  12. I have a 6mm2 cable direct from the consumer unit terminated in a box on the outside wall of the house (approx. 7m run in the house). In the future, I'd like to have a garden building approx. 10m from the house and run this electrical circuit to it. I have no plans of running anything particularly powerful in there. Approx. 15m further along I have a small garden shed that maybe in future a light or electrical supply might be handy. Although I've just missed my easiest chance to do something about it with a digger on site, I can still run a duct down the border without too much bother save a little digging. Then an electrician can run a cable through it in future. There shouldn't be any vehicles going over the duct but there might be in future. Occasional, not daily. I'm sure someone here will tell me what size SWA cable I should use for the total run, please do. I won't be doing anything electrical at the moment, just looking for a guide. What size twinwall duct should I be looking at for that cable? http://www.draindepot.co.uk/plastic-underground-ducting/electric-cable-ducting.html And what general practice should I follow?
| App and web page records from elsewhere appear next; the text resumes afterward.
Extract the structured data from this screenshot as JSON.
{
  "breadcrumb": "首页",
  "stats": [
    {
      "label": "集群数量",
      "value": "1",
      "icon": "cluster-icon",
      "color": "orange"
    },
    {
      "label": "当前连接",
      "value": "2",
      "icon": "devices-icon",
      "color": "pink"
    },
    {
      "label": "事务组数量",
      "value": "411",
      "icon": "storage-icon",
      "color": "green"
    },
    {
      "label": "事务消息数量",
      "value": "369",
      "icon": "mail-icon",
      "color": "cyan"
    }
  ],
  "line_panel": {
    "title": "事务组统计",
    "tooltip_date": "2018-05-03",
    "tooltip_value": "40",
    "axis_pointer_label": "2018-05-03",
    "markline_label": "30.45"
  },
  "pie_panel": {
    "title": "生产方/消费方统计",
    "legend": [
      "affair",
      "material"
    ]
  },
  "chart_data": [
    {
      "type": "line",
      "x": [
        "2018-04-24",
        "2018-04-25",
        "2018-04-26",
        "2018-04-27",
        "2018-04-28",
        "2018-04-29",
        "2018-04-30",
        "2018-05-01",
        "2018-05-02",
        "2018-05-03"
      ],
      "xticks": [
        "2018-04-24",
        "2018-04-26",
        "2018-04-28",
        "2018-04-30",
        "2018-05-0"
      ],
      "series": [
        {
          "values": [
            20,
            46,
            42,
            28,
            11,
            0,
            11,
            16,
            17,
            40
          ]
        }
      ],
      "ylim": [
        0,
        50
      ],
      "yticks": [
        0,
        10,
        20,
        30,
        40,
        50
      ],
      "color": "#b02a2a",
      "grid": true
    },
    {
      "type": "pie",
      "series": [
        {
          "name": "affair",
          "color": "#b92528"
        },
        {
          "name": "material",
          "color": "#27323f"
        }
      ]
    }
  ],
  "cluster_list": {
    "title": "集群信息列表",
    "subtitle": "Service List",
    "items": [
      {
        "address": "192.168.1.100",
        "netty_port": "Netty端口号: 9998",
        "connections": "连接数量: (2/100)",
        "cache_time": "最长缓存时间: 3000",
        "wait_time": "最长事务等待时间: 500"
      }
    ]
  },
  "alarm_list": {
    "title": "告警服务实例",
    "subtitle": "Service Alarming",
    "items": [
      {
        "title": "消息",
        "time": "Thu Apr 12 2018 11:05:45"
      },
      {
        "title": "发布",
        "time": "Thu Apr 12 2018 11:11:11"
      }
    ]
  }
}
Depth? marking tape? corner radii? pulling strings? etc.
  13. I have a studio[flat] and garage run off the house supply. Solar panels on roof of garage, so solar feeds via its control unit into the studio sub-board. Electrician put in MCB to supply/protect mega ducted underground cable to studio sub-board. There is a lot of potential load here with water heater, mini induction hob, ring main, lights, etc. I have been recommended to have RCBOs in the studio/garage circuits to protect and isolate them individually; tho not for the circuit feeding the solar. I am concerned at the lack of discrimination between MCB in house and RCBOs in studio. What is the preferred option for this sort of circuit?
  14. Our planning application is in for our new extension and new garage, I know I don't need planning for my existing garage demolition but do I need a building warrant. My thinking is no. Thoughts? Thanks.